■ ABOUT THIS EXERCISE ■
Go through the entries and say how many lines contain the string "productos". The number is the whole answer.

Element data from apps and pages
- - -
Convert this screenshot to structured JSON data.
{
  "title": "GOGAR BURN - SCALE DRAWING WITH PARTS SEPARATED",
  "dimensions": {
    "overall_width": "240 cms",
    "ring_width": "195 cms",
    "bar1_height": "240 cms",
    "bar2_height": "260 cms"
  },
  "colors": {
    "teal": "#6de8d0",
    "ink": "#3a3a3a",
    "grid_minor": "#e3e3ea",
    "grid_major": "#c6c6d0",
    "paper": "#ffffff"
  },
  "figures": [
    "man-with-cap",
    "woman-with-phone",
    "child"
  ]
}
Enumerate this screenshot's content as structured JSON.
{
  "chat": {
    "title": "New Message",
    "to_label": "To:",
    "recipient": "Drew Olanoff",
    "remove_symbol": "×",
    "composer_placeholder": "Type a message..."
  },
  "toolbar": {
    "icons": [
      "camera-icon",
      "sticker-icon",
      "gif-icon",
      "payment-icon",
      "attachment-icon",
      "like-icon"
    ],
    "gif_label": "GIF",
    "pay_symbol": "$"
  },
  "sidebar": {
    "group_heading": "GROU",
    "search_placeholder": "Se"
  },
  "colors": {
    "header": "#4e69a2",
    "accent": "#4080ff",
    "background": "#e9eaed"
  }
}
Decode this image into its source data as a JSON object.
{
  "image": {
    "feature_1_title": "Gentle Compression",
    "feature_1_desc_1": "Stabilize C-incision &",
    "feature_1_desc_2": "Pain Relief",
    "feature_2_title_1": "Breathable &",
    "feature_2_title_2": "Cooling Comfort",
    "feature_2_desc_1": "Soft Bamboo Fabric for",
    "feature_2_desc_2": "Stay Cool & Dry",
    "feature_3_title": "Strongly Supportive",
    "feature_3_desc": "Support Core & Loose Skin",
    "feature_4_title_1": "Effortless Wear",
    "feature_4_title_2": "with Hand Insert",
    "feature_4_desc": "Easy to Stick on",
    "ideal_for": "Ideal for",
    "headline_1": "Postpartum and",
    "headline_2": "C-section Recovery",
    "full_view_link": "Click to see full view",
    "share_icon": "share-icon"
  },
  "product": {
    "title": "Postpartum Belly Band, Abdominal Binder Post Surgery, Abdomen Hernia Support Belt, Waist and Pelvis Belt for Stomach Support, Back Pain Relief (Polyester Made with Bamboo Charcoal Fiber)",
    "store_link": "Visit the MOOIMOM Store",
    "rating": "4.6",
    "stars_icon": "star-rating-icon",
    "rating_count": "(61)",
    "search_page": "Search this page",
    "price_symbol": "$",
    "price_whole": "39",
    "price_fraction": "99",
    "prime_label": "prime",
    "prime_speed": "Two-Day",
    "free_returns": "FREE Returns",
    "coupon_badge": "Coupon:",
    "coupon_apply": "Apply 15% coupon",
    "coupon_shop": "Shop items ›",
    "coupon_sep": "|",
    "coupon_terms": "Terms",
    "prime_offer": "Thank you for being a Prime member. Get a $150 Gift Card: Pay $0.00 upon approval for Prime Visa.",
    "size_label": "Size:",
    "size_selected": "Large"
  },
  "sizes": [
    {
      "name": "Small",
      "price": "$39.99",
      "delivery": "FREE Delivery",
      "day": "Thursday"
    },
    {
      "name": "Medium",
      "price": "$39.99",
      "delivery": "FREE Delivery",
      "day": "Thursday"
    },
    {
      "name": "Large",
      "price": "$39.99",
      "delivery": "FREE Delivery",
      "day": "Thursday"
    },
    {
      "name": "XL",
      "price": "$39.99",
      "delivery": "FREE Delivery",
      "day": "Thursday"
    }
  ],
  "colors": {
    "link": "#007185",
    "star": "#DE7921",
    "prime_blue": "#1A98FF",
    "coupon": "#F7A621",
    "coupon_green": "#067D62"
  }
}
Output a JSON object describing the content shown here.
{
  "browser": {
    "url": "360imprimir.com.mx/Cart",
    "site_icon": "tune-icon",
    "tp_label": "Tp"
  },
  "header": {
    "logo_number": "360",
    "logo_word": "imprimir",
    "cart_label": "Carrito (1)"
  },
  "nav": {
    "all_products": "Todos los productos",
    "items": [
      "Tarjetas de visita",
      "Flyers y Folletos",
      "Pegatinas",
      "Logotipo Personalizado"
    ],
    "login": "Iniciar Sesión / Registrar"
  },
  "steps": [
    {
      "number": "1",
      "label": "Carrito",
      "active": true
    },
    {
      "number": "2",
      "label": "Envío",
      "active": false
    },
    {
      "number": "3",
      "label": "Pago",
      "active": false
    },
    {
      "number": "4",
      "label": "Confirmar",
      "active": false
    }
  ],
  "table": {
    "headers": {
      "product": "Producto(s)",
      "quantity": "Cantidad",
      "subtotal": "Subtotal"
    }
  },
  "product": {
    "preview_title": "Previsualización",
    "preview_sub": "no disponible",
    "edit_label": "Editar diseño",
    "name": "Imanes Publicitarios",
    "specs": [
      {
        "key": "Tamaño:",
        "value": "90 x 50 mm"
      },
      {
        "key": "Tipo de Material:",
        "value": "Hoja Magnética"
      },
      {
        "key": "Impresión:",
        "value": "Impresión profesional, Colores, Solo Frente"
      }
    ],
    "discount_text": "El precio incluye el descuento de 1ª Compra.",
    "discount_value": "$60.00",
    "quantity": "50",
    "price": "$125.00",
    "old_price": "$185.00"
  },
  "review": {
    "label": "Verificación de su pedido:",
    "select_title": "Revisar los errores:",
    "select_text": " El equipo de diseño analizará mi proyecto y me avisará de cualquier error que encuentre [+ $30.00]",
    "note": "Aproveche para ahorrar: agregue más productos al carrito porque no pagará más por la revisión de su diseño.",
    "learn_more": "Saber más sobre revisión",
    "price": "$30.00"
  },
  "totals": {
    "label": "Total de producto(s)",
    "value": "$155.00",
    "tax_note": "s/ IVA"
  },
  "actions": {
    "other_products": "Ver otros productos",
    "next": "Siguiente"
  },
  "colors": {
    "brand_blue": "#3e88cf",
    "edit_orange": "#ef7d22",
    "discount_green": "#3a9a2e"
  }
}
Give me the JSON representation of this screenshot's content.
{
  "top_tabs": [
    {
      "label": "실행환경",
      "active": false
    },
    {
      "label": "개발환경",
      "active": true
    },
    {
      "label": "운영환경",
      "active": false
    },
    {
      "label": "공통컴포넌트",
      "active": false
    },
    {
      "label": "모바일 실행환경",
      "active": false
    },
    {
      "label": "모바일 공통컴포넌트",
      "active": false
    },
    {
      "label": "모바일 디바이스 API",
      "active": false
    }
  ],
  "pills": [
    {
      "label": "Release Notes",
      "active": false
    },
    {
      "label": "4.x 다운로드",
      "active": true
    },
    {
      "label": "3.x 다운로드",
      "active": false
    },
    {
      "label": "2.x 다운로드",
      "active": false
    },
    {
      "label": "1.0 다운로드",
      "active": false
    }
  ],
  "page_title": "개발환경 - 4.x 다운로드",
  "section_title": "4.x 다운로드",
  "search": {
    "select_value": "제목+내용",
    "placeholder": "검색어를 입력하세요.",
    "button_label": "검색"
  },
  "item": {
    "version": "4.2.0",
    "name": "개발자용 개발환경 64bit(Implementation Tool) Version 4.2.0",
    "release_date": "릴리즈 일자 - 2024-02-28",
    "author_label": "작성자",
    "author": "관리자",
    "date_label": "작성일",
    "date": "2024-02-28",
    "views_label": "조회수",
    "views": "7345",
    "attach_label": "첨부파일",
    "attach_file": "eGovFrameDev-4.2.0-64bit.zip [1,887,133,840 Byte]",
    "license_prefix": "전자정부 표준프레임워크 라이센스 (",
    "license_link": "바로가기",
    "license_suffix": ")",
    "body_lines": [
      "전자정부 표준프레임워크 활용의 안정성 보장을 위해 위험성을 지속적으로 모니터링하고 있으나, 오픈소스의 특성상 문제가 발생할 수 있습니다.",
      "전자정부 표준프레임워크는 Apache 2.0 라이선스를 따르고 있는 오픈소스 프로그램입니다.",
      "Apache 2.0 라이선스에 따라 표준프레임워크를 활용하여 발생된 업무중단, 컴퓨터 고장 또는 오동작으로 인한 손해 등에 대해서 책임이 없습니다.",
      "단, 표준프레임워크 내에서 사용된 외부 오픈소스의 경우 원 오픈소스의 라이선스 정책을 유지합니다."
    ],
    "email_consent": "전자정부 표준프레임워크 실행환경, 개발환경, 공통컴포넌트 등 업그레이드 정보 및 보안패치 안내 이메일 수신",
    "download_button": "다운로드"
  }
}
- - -
■ THE COMPLETED TASK ■
3